Description of the task ▸ Down to the final line, print the records again exactly.

Excerpts from a dataset:
++++++

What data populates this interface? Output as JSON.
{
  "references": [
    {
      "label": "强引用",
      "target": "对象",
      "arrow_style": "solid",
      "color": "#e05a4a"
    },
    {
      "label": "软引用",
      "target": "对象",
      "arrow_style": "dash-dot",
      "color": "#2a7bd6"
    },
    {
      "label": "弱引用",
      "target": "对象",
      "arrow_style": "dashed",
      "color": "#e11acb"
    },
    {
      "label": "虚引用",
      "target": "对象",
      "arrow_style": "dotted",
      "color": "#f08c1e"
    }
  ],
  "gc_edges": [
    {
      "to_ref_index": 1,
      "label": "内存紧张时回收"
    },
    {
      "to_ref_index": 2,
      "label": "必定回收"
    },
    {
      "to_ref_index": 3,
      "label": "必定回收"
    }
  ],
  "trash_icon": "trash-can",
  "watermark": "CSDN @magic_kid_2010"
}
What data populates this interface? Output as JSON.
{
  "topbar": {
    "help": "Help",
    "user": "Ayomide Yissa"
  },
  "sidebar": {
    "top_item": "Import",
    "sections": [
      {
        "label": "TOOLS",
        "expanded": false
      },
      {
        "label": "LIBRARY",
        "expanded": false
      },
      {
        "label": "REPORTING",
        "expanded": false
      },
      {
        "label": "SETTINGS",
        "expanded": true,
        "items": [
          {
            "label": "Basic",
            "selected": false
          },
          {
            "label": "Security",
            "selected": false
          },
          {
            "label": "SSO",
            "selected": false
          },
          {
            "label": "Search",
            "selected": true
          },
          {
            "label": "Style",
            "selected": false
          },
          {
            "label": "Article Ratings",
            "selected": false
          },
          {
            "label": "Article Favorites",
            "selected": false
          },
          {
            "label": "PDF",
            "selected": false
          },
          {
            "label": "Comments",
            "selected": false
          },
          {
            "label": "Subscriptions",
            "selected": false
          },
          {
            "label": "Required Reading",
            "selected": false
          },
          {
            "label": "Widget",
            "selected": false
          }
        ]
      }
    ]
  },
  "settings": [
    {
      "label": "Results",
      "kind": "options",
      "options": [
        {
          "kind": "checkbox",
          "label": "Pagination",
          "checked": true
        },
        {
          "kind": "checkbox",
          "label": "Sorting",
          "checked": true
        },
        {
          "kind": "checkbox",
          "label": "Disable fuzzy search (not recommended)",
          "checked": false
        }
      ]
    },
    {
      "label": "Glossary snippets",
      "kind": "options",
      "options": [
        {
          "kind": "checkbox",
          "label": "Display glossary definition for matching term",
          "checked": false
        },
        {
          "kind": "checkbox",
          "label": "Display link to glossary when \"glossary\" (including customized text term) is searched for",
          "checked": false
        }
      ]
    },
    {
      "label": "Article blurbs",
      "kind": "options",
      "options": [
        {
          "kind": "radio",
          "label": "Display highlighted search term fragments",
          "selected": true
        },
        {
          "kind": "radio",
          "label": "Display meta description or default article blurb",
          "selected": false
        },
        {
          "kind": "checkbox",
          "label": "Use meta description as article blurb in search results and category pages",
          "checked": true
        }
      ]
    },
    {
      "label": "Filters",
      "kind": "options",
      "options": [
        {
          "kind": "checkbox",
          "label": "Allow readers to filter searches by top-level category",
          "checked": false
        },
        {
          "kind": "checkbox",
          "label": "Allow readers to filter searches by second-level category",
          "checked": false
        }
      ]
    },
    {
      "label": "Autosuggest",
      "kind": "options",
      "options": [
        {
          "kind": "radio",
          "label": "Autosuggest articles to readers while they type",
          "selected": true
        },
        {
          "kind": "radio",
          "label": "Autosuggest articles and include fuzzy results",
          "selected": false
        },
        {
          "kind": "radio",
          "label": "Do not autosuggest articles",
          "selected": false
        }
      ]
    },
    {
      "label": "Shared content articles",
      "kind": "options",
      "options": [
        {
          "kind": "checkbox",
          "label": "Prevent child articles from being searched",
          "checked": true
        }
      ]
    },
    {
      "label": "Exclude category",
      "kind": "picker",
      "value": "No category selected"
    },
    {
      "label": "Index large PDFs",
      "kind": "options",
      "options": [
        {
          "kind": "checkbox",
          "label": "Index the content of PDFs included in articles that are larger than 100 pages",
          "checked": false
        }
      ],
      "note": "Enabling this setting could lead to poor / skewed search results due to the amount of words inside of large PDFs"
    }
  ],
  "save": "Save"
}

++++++

Exercise solution ▸
What data populates this interface? Output as JSON.
{
  "references": [
    {
      "label": "强引用",
      "target": "对象",
      "arrow_style": "solid",
      "color": "#e05a4a"
    },
    {
      "label": "软引用",
      "target": "对象",
      "arrow_style": "dash-dot",
      "color": "#2a7bd6"
    },
    {
      "label": "弱引用",
      "target": "对象",
      "arrow_style": "dashed",
      "color": "#e11acb"
    },
    {
      "label": "虚引用",
      "target": "对象",
      "arrow_style": "dotted",
      "color": "#f08c1e"
    }
  ],
  "gc_edges": [
    {
      "to_ref_index": 1,
      "label": "内存紧张时回收"
    },
    {
      "to_ref_index": 2,
      "label": "必定回收"
    },
    {
      "to_ref_index": 3,
      "label": "必定回收"
    }
  ],
  "trash_icon": "trash-can",
  "watermark": "CSDN @magic_kid_2010"
}
What data populates this interface? Output as JSON.
{
  "topbar": {
    "help": "Help",
    "user": "Ayomide Yissa"
  },
  "sidebar": {
    "top_item": "Import",
    "sections": [
      {
        "label": "TOOLS",
        "expanded": false
      },
      {
        "label": "LIBRARY",
        "expanded": false
      },
      {
        "label": "REPORTING",
        "expanded": false
      },
      {
        "label": "SETTINGS",
        "expanded": true,
        "items": [
          {
            "label": "Basic",
            "selected": false
          },
          {
            "label": "Security",
            "selected": false
          },
          {
            "label": "SSO",
            "selected": false
          },
          {
            "label": "Search",
            "selected": true
          },
          {
            "label": "Style",
            "selected": false
          },
          {
            "label": "Article Ratings",
            "selected": false
          },
          {
            "label": "Article Favorites",
            "selected": false
          },
          {
            "label": "PDF",
            "selected": false
          },
          {
            "label": "Comments",
            "selected": false
          },
          {
            "label": "Subscriptions",
            "selected": false
          },
          {
            "label": "Required Reading",
            "selected": false
          },
          {
            "label": "Widget",
            "selected": false
          }
        ]
      }
    ]
  },
  "settings": [
    {
      "label": "Results",
      "kind": "options",
      "options": [
        {
          "kind": "checkbox",
          "label": "Pagination",
          "checked": true
        },
        {
          "kind": "checkbox",
          "label": "Sorting",
          "checked": true
        },
        {
          "kind": "checkbox",
          "label": "Disable fuzzy search (not recommended)",
          "checked": false
        }
      ]
    },
    {
      "label": "Glossary snippets",
      "kind": "options",
      "options": [
        {
          "kind": "checkbox",
          "label": "Display glossary definition for matching term",
          "checked": false
        },
        {
          "kind": "checkbox",
          "label": "Display link to glossary when \"glossary\" (including customized text term) is searched for",
          "checked": false
        }
      ]
    },
    {
      "label": "Article blurbs",
      "kind": "options",
      "options": [
        {
          "kind": "radio",
          "label": "Display highlighted search term fragments",
          "selected": true
        },
        {
          "kind": "radio",
          "label": "Display meta description or default article blurb",
          "selected": false
        },
        {
          "kind": "checkbox",
          "label": "Use meta description as article blurb in search results and category pages",
          "checked": true
        }
      ]
    },
    {
      "label": "Filters",
      "kind": "options",
      "options": [
        {
          "kind": "checkbox",
          "label": "Allow readers to filter searches by top-level category",
          "checked": false
        },
        {
          "kind": "checkbox",
          "label": "Allow readers to filter searches by second-level category",
          "checked": false
        }
      ]
    },
    {
      "label": "Autosuggest",
      "kind": "options",
      "options": [
        {
          "kind": "radio",
          "label": "Autosuggest articles to readers while they type",
          "selected": true
        },
        {
          "kind": "radio",
          "label": "Autosuggest articles and include fuzzy results",
          "selected": false
        },
        {
          "kind": "radio",
          "label": "Do not autosuggest articles",
          "selected": false
        }
      ]
    },
    {
      "label": "Shared content articles",
      "kind": "options",
      "options": [
        {
          "kind": "checkbox",
          "label": "Prevent child articles from being searched",
          "checked": true
        }
      ]
    },
    {
      "label": "Exclude category",
      "kind": "picker",
      "value": "No category selected"
    },
    {
      "label": "Index large PDFs",
      "kind": "options",
      "options": [
        {
          "kind": "checkbox",
          "label": "Index the content of PDFs included in articles that are larger than 100 pages",
          "checked": false
        }
      ],
      "note": "Enabling this setting could lead to poor / skewed search results due to the amount of words inside of large PDFs"
    }
  ],
  "save": "Save"
}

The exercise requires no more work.